[Website and app data records]
+++++

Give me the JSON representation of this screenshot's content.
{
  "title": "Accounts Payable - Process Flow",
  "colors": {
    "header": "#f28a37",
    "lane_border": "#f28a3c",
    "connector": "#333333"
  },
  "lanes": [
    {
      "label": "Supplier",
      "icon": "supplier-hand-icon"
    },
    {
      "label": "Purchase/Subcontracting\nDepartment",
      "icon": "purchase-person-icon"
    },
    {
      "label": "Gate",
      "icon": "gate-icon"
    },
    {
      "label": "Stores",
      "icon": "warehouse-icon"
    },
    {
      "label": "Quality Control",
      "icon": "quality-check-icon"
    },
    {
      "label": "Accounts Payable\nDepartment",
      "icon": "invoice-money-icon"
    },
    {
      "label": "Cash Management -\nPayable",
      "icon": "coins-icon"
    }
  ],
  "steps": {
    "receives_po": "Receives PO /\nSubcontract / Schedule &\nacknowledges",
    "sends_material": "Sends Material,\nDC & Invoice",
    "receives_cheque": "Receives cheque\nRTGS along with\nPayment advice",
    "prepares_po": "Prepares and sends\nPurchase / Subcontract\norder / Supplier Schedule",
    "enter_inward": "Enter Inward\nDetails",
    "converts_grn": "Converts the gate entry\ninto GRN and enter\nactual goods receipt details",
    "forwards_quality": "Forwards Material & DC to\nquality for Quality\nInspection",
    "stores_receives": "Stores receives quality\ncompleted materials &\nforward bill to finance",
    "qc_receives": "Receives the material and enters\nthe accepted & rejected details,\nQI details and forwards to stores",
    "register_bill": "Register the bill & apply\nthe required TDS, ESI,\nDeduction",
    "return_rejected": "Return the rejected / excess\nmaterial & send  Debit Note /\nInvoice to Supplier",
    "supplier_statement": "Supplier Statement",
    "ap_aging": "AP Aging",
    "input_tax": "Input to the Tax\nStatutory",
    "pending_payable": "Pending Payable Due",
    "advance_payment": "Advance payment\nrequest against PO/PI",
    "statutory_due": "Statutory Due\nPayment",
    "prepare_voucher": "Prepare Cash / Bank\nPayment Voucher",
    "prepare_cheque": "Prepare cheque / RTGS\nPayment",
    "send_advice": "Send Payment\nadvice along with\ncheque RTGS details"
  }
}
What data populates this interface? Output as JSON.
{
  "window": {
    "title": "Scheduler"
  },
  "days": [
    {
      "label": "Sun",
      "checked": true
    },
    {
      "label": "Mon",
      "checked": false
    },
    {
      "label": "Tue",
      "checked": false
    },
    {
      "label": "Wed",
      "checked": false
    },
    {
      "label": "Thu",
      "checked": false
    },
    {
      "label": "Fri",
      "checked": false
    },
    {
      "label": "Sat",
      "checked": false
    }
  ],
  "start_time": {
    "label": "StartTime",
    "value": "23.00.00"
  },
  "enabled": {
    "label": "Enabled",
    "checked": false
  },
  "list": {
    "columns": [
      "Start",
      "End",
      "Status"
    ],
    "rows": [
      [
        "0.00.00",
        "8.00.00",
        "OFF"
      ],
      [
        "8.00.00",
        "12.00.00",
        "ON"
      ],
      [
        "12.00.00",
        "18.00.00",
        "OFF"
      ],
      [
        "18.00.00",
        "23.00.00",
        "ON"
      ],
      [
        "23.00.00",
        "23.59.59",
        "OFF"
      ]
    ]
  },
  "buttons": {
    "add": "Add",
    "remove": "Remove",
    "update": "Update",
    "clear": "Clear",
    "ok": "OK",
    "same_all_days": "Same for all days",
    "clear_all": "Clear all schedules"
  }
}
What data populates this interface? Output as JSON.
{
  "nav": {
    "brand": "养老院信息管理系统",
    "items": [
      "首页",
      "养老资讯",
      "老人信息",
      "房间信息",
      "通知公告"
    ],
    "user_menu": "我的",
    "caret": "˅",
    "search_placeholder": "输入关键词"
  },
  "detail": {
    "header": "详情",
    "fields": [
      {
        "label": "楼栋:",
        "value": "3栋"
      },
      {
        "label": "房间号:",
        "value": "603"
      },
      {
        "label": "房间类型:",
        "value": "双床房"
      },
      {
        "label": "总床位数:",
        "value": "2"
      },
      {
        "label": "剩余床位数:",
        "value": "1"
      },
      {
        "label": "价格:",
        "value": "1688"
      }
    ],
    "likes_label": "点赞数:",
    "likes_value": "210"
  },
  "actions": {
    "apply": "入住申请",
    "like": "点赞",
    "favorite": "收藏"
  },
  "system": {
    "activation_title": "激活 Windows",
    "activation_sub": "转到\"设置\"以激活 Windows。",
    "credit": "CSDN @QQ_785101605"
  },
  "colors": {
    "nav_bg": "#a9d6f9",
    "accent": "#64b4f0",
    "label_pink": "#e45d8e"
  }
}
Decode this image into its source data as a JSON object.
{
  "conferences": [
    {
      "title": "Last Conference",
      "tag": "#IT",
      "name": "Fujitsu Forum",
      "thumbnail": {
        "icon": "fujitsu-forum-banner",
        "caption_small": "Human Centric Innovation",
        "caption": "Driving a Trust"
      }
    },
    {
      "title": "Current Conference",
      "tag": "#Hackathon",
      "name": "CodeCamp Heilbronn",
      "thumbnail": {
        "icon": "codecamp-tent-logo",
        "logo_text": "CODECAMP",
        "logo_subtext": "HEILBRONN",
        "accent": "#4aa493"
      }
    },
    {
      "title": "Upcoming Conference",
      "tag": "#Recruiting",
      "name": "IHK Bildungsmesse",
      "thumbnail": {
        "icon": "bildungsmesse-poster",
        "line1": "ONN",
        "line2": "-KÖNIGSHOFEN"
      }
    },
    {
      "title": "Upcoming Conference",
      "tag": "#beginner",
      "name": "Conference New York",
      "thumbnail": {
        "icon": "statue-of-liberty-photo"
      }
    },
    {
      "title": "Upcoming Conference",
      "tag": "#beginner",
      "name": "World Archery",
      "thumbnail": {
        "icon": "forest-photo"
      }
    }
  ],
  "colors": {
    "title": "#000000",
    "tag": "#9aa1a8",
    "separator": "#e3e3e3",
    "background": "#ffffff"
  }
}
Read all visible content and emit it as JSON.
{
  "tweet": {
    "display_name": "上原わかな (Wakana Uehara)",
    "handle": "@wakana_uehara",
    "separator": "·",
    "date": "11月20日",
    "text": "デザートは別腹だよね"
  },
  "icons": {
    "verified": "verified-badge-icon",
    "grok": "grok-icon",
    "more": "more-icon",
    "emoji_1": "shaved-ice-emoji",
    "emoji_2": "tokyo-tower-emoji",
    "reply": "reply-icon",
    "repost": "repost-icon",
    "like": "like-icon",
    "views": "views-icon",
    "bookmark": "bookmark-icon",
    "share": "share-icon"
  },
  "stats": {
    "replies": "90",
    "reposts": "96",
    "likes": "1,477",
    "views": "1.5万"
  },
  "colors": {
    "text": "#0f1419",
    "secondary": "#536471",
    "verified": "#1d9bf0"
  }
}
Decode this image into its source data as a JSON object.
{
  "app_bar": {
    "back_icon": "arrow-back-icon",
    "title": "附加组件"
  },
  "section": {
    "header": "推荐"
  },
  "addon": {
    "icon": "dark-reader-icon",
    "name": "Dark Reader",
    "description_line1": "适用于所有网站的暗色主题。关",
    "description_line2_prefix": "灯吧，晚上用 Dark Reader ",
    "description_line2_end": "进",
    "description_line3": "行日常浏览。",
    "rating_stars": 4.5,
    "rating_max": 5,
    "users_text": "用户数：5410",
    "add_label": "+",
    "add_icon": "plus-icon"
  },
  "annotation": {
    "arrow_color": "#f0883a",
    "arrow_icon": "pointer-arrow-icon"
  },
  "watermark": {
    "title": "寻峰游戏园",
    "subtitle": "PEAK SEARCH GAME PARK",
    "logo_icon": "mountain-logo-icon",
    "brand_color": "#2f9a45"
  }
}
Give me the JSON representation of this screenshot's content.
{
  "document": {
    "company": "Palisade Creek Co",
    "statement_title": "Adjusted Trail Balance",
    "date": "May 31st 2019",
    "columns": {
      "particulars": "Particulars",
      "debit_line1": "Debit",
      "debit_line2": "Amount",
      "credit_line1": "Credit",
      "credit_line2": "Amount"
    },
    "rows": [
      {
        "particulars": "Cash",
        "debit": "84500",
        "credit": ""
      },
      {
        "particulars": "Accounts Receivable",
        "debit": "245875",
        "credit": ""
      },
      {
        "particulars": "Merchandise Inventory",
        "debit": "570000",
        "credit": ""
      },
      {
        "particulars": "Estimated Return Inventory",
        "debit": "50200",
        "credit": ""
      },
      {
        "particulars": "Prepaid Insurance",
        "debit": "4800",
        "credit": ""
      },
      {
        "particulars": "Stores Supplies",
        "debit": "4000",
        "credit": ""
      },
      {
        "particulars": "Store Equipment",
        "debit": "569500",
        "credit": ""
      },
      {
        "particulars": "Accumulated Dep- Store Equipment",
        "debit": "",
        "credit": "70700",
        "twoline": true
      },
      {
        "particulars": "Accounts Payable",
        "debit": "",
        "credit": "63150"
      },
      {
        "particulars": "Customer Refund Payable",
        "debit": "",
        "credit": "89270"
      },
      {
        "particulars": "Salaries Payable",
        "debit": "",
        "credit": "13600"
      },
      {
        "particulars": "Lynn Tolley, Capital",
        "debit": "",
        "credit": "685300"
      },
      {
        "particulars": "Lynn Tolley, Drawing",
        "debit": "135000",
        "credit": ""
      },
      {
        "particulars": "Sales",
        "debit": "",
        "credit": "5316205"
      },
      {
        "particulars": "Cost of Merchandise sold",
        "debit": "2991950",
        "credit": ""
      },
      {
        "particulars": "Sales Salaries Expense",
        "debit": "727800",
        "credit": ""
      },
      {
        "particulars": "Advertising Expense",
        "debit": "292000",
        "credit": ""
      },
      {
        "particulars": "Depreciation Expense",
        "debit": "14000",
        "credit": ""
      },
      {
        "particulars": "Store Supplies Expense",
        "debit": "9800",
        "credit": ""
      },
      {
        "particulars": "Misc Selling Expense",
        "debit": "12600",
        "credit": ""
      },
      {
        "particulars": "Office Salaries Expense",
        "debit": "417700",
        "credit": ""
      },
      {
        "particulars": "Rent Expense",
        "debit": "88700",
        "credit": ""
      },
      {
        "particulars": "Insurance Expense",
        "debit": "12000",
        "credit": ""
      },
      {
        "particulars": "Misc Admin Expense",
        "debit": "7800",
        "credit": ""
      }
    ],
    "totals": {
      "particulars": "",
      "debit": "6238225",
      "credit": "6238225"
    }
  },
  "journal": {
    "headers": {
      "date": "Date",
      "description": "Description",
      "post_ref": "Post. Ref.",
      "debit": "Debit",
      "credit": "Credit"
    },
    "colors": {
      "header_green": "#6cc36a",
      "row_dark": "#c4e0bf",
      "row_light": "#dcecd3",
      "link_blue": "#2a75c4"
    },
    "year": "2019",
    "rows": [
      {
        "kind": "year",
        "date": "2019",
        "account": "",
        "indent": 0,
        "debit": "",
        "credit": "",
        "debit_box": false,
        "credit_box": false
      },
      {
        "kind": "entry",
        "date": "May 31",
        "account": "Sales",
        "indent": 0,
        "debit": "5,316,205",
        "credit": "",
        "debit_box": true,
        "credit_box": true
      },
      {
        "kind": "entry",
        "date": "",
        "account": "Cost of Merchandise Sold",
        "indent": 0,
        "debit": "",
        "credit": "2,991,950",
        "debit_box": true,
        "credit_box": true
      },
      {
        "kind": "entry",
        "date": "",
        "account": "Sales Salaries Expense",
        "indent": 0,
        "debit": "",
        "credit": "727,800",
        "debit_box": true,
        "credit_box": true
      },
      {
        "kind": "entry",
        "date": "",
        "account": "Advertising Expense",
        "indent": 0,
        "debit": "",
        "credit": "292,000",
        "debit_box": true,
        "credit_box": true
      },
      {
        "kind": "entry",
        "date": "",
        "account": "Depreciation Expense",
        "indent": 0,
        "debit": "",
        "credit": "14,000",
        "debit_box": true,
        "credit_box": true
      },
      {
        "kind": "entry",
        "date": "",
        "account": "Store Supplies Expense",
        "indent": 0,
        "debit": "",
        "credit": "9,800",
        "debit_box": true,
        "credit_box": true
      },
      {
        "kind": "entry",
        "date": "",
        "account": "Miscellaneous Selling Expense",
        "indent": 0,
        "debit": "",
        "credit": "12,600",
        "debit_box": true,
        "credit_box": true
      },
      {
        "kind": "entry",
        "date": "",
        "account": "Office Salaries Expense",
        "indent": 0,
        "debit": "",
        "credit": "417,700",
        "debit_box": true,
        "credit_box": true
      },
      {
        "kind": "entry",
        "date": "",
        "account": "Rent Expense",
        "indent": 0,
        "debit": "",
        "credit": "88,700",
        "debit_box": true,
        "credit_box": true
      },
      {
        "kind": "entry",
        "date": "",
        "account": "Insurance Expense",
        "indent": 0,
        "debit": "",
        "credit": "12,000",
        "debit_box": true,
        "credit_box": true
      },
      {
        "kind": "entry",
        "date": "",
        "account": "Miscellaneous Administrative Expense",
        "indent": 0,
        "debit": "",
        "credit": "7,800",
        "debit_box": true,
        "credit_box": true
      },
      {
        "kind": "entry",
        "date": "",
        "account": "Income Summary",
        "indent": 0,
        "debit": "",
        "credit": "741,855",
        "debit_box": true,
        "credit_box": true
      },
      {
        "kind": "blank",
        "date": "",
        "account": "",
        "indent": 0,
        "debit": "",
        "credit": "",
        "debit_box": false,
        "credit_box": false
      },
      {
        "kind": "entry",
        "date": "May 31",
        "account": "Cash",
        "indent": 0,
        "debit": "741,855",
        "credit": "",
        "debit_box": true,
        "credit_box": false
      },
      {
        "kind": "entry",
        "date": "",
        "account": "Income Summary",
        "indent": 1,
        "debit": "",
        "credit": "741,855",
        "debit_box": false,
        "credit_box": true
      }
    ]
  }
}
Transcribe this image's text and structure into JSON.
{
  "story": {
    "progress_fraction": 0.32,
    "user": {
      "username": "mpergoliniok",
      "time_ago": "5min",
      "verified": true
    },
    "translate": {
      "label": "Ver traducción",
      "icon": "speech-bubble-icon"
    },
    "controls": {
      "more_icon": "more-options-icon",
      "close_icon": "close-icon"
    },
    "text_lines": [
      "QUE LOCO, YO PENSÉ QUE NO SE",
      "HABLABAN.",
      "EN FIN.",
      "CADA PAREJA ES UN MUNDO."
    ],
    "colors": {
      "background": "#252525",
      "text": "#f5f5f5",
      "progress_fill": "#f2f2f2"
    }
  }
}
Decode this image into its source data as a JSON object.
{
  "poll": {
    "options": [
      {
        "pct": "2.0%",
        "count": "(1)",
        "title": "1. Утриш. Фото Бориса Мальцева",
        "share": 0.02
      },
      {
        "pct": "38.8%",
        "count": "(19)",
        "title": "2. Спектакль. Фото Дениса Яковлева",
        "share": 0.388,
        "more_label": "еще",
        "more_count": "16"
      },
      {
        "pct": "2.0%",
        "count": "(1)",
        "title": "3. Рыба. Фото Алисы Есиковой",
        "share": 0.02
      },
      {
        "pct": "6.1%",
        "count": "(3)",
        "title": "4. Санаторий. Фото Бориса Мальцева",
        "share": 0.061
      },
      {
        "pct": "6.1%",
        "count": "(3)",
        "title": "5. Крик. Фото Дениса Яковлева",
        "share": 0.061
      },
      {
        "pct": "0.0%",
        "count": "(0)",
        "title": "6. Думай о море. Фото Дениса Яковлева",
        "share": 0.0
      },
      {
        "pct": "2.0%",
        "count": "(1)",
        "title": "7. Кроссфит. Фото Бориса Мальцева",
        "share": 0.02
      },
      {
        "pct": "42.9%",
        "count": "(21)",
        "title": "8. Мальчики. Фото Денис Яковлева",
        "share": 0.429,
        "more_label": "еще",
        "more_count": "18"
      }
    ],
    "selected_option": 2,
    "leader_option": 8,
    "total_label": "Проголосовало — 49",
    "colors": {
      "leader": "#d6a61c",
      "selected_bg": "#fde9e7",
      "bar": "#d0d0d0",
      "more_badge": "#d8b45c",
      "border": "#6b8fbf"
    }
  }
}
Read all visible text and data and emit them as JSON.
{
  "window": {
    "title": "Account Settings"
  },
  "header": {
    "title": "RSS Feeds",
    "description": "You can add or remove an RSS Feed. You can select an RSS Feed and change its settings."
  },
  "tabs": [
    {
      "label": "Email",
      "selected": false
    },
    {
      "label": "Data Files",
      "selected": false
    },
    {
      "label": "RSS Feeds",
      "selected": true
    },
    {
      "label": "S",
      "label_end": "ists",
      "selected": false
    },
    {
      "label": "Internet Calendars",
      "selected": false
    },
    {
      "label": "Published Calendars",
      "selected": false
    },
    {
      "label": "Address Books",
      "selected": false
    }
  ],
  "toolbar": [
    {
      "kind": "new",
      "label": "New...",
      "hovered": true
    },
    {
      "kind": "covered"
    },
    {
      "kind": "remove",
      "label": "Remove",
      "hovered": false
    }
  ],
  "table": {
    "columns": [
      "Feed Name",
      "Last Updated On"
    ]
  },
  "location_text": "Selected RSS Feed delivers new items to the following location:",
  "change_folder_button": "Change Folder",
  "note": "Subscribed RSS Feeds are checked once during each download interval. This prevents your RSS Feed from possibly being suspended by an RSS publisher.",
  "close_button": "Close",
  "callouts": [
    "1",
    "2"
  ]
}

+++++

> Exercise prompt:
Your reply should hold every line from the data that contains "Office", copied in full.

> Solution to this task:
        "particulars": "Office Salaries Expense",
        "account": "Office Salaries Expense",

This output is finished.